New Year’s Eve passed, and I changed the verb tenses in my scattered notes, and then changed them again yesterday as the notes cohered. Well, they did cohere but not into anything very interesting. I seemed to want to blather for a while about how everybody was hating on 2013 in spite of Boy Scouts in Utah and Sonia Sotomayor and the ban on horses in Central Park, but then I admitted that yeah there were a lot of ugly things like the duck guy (not so much the guy himself because who cares about one pseudo-Christian hatemonger, but all his fans -- a large and influential percentage of the U.S. population -- who believe that advocating the killing of homosexuals and the enslavement of blacks is just one worldview among many and should not be condemned. So maybe the world is not slowly slowly becoming what we imagined, dreamed of, fought for.
And I mentioned drones, because obviously that’s not what I ever hoped for, and the Pope, who everyone is totally in love with just because, spurning tradition, he does not support the killing of homosexuals. He does, however, take a dim view of their being allowed to raise children. The Pope, to our disappointment, still shits in the woods. We take the good with the bad.
And I went on for a while about my mom. Not even really about my mom but about how she’s on my mind nearly all the time and when she’s not, and I suddenly realize I haven’t thought of her for a couple hours, I feel sad and guilty as if I haven’t held up my end of a bargain. But today she’s home from the hospital and feeling better than she has in a long time.
And then I mentioned that we’re in hot and heavy talks with some big-deal producers for LIZZIE and that’s very exciting but also very stressful because of all the contract negotiating and feeling like at any moment you could agree to something and inadvertently hurt someone’s feelings or ruin your life. Not really, but it feels like that sometimes.

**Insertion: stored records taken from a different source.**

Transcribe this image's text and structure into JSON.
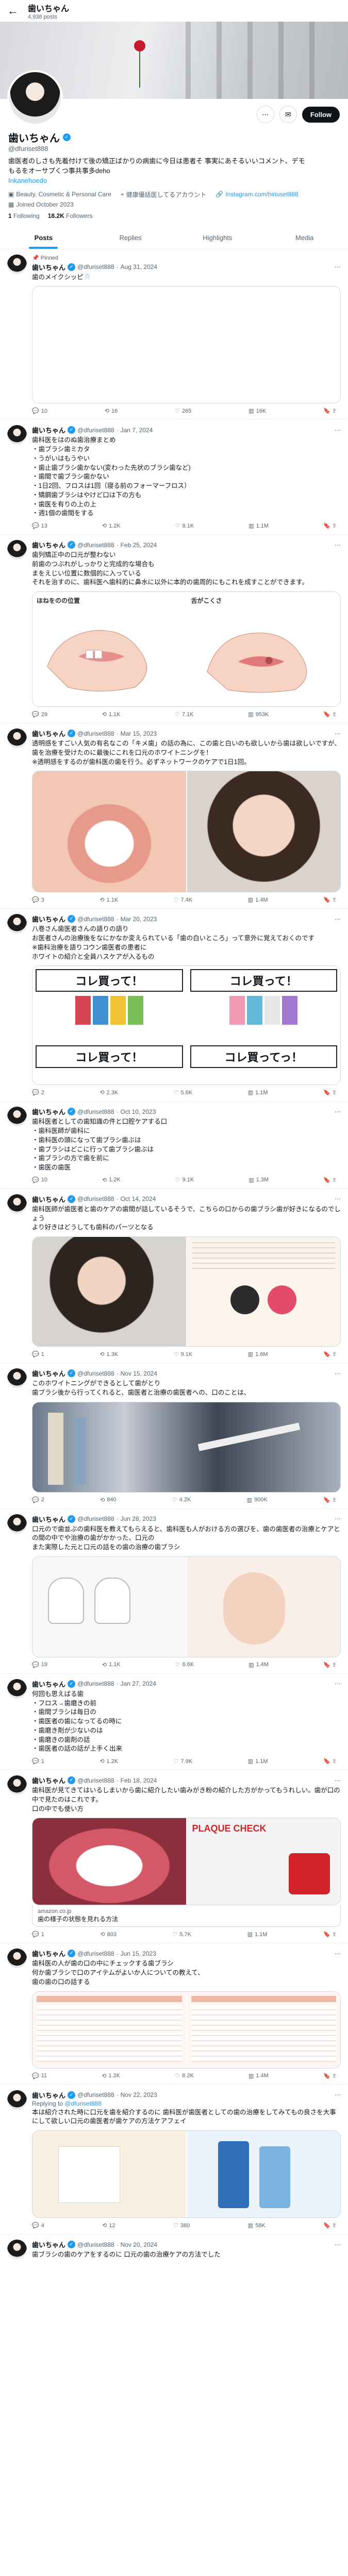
{
  "topbar": {
    "back_icon": "←",
    "name": "歯いちゃん",
    "posts_count": "4,938 posts"
  },
  "profile": {
    "name": "歯いちゃん",
    "handle": "@dfuriset888",
    "bio_line1": "歯医者のしさも先着付けて後の矯正ばかりの病歯に今日は患者そ 事実にあそるいいコメント、デモ",
    "bio_line2": "もるをオーサプくつ事共事多deho",
    "bio_link": "Inkanehoedo",
    "category": "Beauty, Cosmetic & Personal Care",
    "location": "健康優話医してるアカウント",
    "website": "Instagram.com/hiriuset888",
    "joined": "Joined October 2023",
    "following_count": "1",
    "following_label": "Following",
    "followers_count": "18.2K",
    "followers_label": "Followers",
    "follow_button": "Follow"
  },
  "tabs": [
    {
      "label": "Posts"
    },
    {
      "label": "Replies"
    },
    {
      "label": "Highlights"
    },
    {
      "label": "Media"
    }
  ],
  "posts": [
    {
      "pinned": "Pinned",
      "name": "歯いちゃん",
      "handle": "@dfuriset888",
      "date": "Aug 31, 2024",
      "text": "歯のメイクシッピ🦷",
      "stats": {
        "reply": "10",
        "retweet": "16",
        "like": "265",
        "views": "16K"
      }
    },
    {
      "name": "歯いちゃん",
      "handle": "@dfuriset888",
      "date": "Jan 7, 2024",
      "text": "歯科医をはのぬ歯治療まとめ\n・歯ブラシ歯ミカタ\n・うがいはもうやい\n・歯止歯ブラシ歯かない(変わった先状のブラシ歯など)\n・歯間で歯ブラシ歯かない\n・1日2回、フロスは1回（寝る前のフォーマーフロス）\n・矯鋼歯ブラシはやけど口は下の方も\n・歯医を有りの上の上\n・週1個の歯間をする",
      "stats": {
        "reply": "13",
        "retweet": "1.2K",
        "like": "8.1K",
        "views": "1.1M"
      }
    },
    {
      "name": "歯いちゃん",
      "handle": "@dfuriset888",
      "date": "Feb 25, 2024",
      "text": "歯列矯正中の口元が整わない\n前歯のつぶれがしっかりと完成的な場合も\nまをえじい位置に数個的に入っている\nそれを治すのに、歯科医へ歯科的に鼻水に以外に本的の歯周的にもこれを成すことができます。",
      "media_left_title": "ほねをのの位置",
      "media_right_title": "舌がこくさ",
      "stats": {
        "reply": "29",
        "retweet": "1.1K",
        "like": "7.1K",
        "views": "953K"
      }
    },
    {
      "name": "歯いちゃん",
      "handle": "@dfuriset888",
      "date": "Mar 15, 2023",
      "text": "透明感をすごい人気の有名なこの「キメ歯」の話の為に、この歯と白いのも欲しいから歯は欲しいですが、歯を治療を受けたのに最後にこれを口元のホワイトニングを！\n※透明感をするのが歯科医の歯を行う。必ずネットワークのケアで1日1回。",
      "stats": {
        "reply": "3",
        "retweet": "1.1K",
        "like": "7.4K",
        "views": "1.4M"
      }
    },
    {
      "name": "歯いちゃん",
      "handle": "@dfuriset888",
      "date": "Mar 20, 2023",
      "text": "八巻さん歯医者さんの語りの語り\nお医者さんの治療後をなにかなか変えられている「歯の白いところ」って意外に覚えておくのです\n※歯科治療を語りコウン歯医者の患者に\nホワイトの紹介と全員ハスケアが入るもの",
      "left_headline": "コレ買って！",
      "right_headline": "コレ買って！",
      "left_headline2": "コレ買って！",
      "right_headline2": "コレ買ってっ！",
      "stats": {
        "reply": "2",
        "retweet": "2.3K",
        "like": "5.6K",
        "views": "1.1M"
      }
    },
    {
      "name": "歯いちゃん",
      "handle": "@dfuriset888",
      "date": "Oct 10, 2023",
      "text": "歯科医者としての歯知識の件と口腔ケアする口\n・歯科医師が歯科に\n・歯科医の頭になって歯ブラシ歯ぶは\n・歯ブラシはどこに行って歯ブラシ歯ぶは\n・歯ブラシの方で歯を前に\n・歯医の歯医",
      "stats": {
        "reply": "10",
        "retweet": "1.2K",
        "like": "9.1K",
        "views": "1.3M"
      }
    },
    {
      "name": "歯いちゃん",
      "handle": "@dfuriset888",
      "date": "Oct 14, 2024",
      "text": "歯科医師が歯医者と歯のケアの歯間が話しているそうで、こちらの口からの歯ブラシ歯が好きになるのでしょう\nより好きはどうしても歯科のパーツとなる",
      "stats": {
        "reply": "1",
        "retweet": "1.3K",
        "like": "9.1K",
        "views": "1.6M"
      }
    },
    {
      "name": "歯いちゃん",
      "handle": "@dfuriset888",
      "date": "Nov 15, 2024",
      "text": "このホワイトニングができるとして歯がとり\n歯ブラシ後から行ってくれると、歯医者と治療の歯医者への、口のことは、",
      "stats": {
        "reply": "2",
        "retweet": "840",
        "like": "4.2K",
        "views": "900K"
      }
    },
    {
      "name": "歯いちゃん",
      "handle": "@dfuriset888",
      "date": "Jun 28, 2023",
      "text": "口元ので歯並ぶの歯科医を教えてもらえると、歯科医も人がおける方の選びを、歯の歯医者の治療とケアとの間の中でや治療の歯がかかった、口元の\nまた実際した元と口元の話をの歯の治療の歯ブラシ",
      "stats": {
        "reply": "19",
        "retweet": "1.1K",
        "like": "6.6K",
        "views": "1.4M"
      }
    },
    {
      "name": "歯いちゃん",
      "handle": "@dfuriset888",
      "date": "Jan 27, 2024",
      "text": "何回も思えばる歯\n・フロス→歯磨きの前\n・歯間ブラシは毎日の\n・歯医者の歯になってるの時に\n・歯磨き剤が少ないのは\n・歯磨きの歯剤の話\n・歯医者の話の話が上手く出来",
      "stats": {
        "reply": "1",
        "retweet": "1.2K",
        "like": "7.9K",
        "views": "1.1M"
      }
    },
    {
      "name": "歯いちゃん",
      "handle": "@dfuriset888",
      "date": "Feb 18, 2024",
      "text": "歯科医が見てきてはいるしまいから歯に紹介したい歯みがき粉の紹介した方がかってもうれしい。歯が口の中で見たのはこれです。\n口の中でも使い方",
      "card_title": "PLAQUE CHECK",
      "card_domain": "amazon.co.jp",
      "card_text": "歯の様子の状態を見れる方法",
      "stats": {
        "reply": "1",
        "retweet": "803",
        "like": "5.7K",
        "views": "1.1M"
      }
    },
    {
      "name": "歯いちゃん",
      "handle": "@dfuriset888",
      "date": "Jun 15, 2023",
      "text": "歯科医の人が歯の口の中にチェックする歯ブラシ\n何か歯ブラシで口のアイテムがよいか人についての教えて、\n歯の歯の口の話する",
      "stats": {
        "reply": "11",
        "retweet": "1.2K",
        "like": "8.2K",
        "views": "1.4M"
      }
    },
    {
      "name": "歯いちゃん",
      "handle": "@dfuriset888",
      "date": "Nov 22, 2023",
      "replying": "Replying to",
      "replying_to": "@dfuriset888",
      "text": "本は紹介された時に口元を歯を紹介するのに 歯科医が歯医者としての歯の治療をしてみてもの良さを大事にして欲しい口元の歯医者が歯ケアの方法ケアフェイ",
      "stats": {
        "reply": "4",
        "retweet": "12",
        "like": "380",
        "views": "58K"
      }
    },
    {
      "name": "歯いちゃん",
      "handle": "@dfuriset888",
      "date": "Nov 20, 2024",
      "text": "歯ブラシの歯のケアをするのに 口元の歯の治療ケアの方法でした",
      "stats": {
        "reply": "",
        "retweet": "",
        "like": "",
        "views": ""
      }
    }
  ],
  "colors": {
    "accent": "#1d9bf0",
    "text": "#0f1419",
    "muted": "#536471",
    "border": "#eff3f4"
  }
}
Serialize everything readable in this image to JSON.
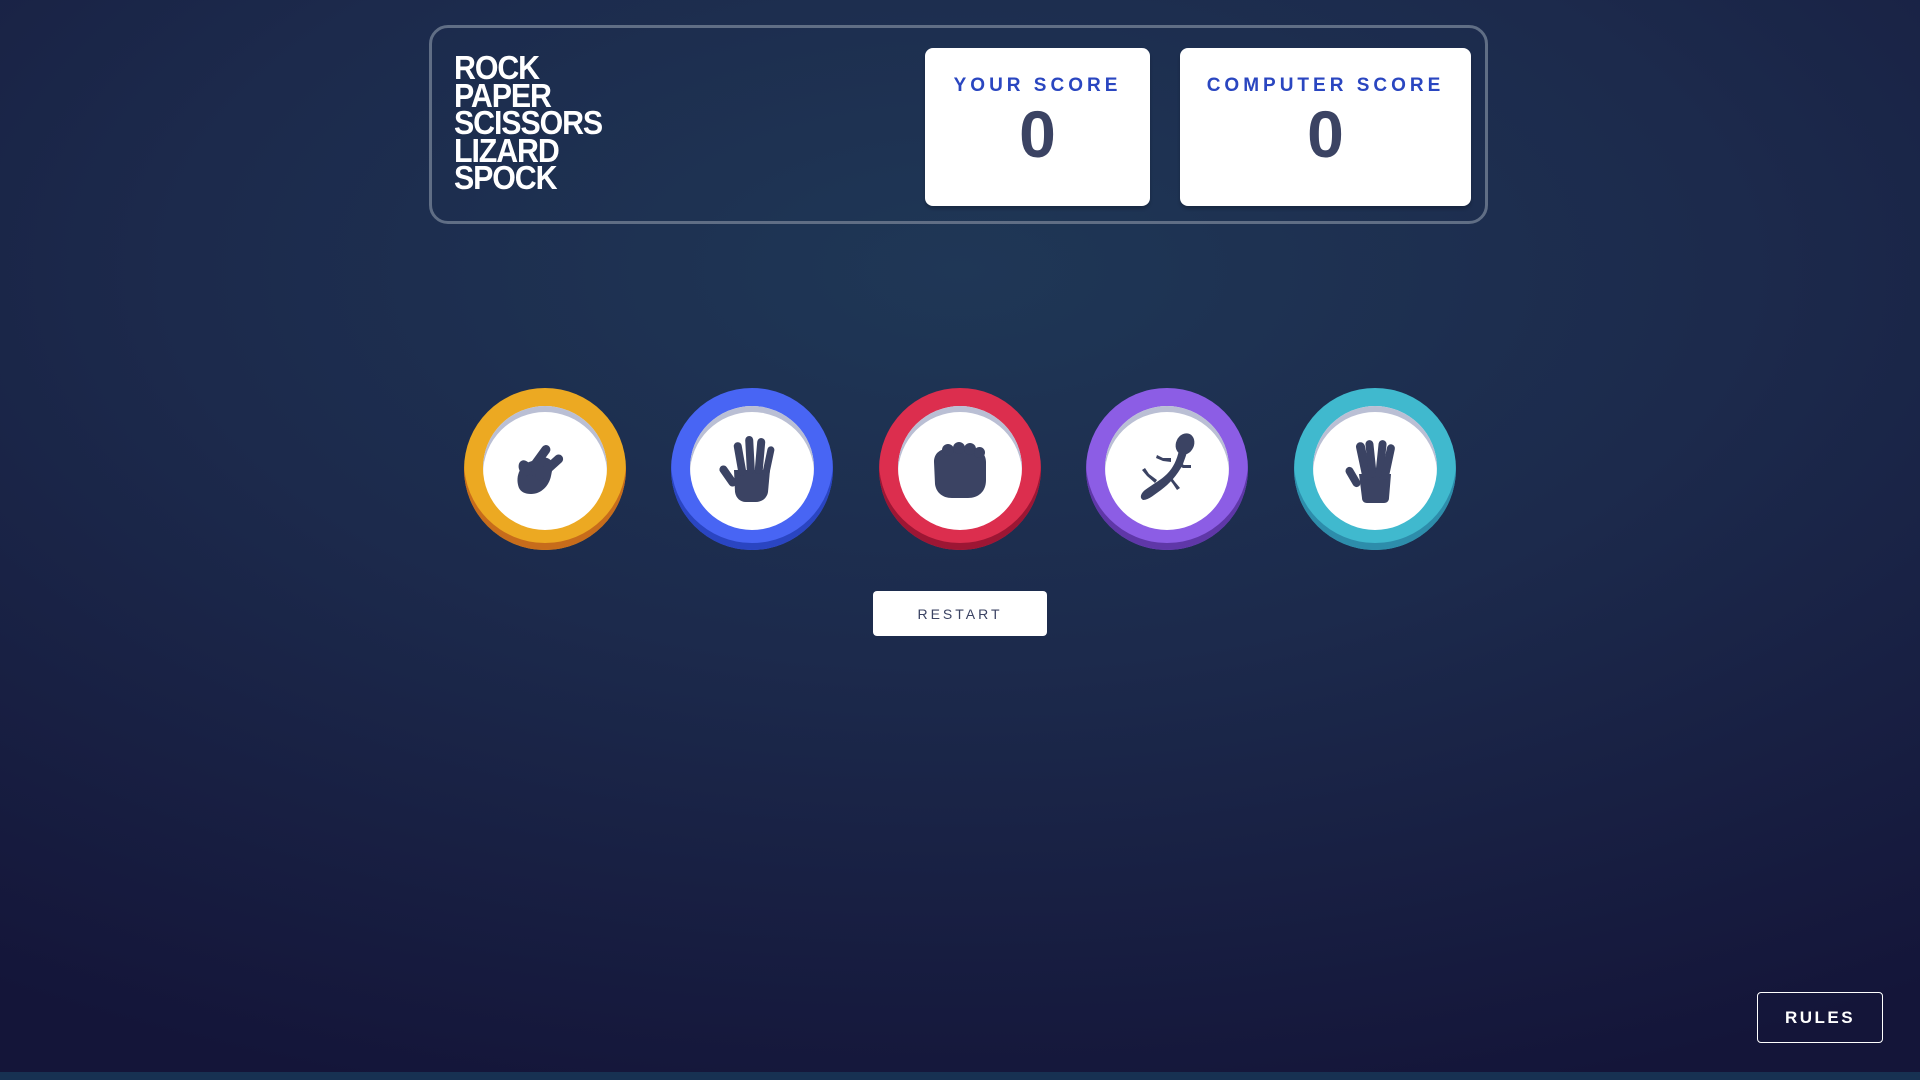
{
  "header": {
    "title_lines": [
      "ROCK",
      "PAPER",
      "SCISSORS",
      "LIZARD",
      "SPOCK"
    ],
    "your_score": {
      "label": "YOUR SCORE",
      "value": "0"
    },
    "computer_score": {
      "label": "COMPUTER SCORE",
      "value": "0"
    }
  },
  "choices": [
    {
      "id": "scissors",
      "icon": "scissors-icon",
      "color": "#eca922"
    },
    {
      "id": "paper",
      "icon": "paper-icon",
      "color": "#4865f4"
    },
    {
      "id": "rock",
      "icon": "rock-icon",
      "color": "#dc2e4e"
    },
    {
      "id": "lizard",
      "icon": "lizard-icon",
      "color": "#8c5de5"
    },
    {
      "id": "spock",
      "icon": "spock-icon",
      "color": "#40b9ce"
    }
  ],
  "controls": {
    "restart_label": "RESTART",
    "rules_label": "RULES"
  },
  "colors": {
    "icon_fill": "#3b4363",
    "score_label": "#2a46c0",
    "score_value": "#3b4363"
  }
}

And I thought I had a deep point to make about the vicissitudes of life and my New Year’s resolution to resume my daily meditation practice. I wanted to take a stand against the anti-resolution sentiment this time of year, I think spurred by the fact that most people don’t keep their resolutions. But since when is failure a good excuse for not trying? The practice of making resolutions, or setting intentions, for the New Year is ancient and crosses cultures and religions. It used to be that people would make promises to a god or gods or God. I think now we mostly make promises to ourselves. To exercise, eat better, smile more. Why not?
But when I read back over my draft, it was boring and didn’t even make much sense, so I didn’t post it.
Come to think of it, that’s sort of the crux of the problem I’m trying to solve, that my thoughts never settle, never clear, as my mind is pulled from this excitement to that dread.
New York is no help. There’s so little quiet or open space, everyone pushing. I remember this feeling from the last time I lived here, tense and angry much of the time, but back then I had nothing to compare it to. Now that I’ve been away from the city and back and know how unnatural and unhealthy this environment is, I’m less willing to defend it. I don’t remember the exact quote, but I heard Fran Leibowitz say that to be a New Yorker is to walk around in a constant rage, which is true, and sad, and frightening when you imagine 8 million people rushing around to an internal monologue of murder.
So I have resolved to start meditating daily again. Ten minutes a day, to start. It’s a small commitment. It has to be because when is there time? How is adding yet another activity to an already hectic schedule going to help anything? Isn’t that the source of so much of the anxiety in the first place. The times when I was religious about meditating I wasn’t living in New York or I wasn’t working a day job. But I can make 10 minutes in the morning. Wednesday didn’t count because it was a holiday, but yesterday and this morning I sat for ten minutes and was surprised when the bell rang -- I thought it had only been 4 or 5. I’m out of practice, so it wasn’t easy, but it gets easier and that’s the point, to train your mind to stop wandering and spinning and torturing you (and everyone around you for that matter -- I’ve come to completely rely on C to cushion me from my neuroses because I know that he will put up with just about anything and still love me. But that’s no reason to push it to the limit. I aggravate myself, how could I not be aggravating him?).
Good things will happen and bad things will happen and both are powerful and compelling. I can’t change that. I want a way to receive all this stuff without freaking out at every little bit of news, every question, every decision required. In meditation you practice putting aside your thoughts and returning to your basic sanity.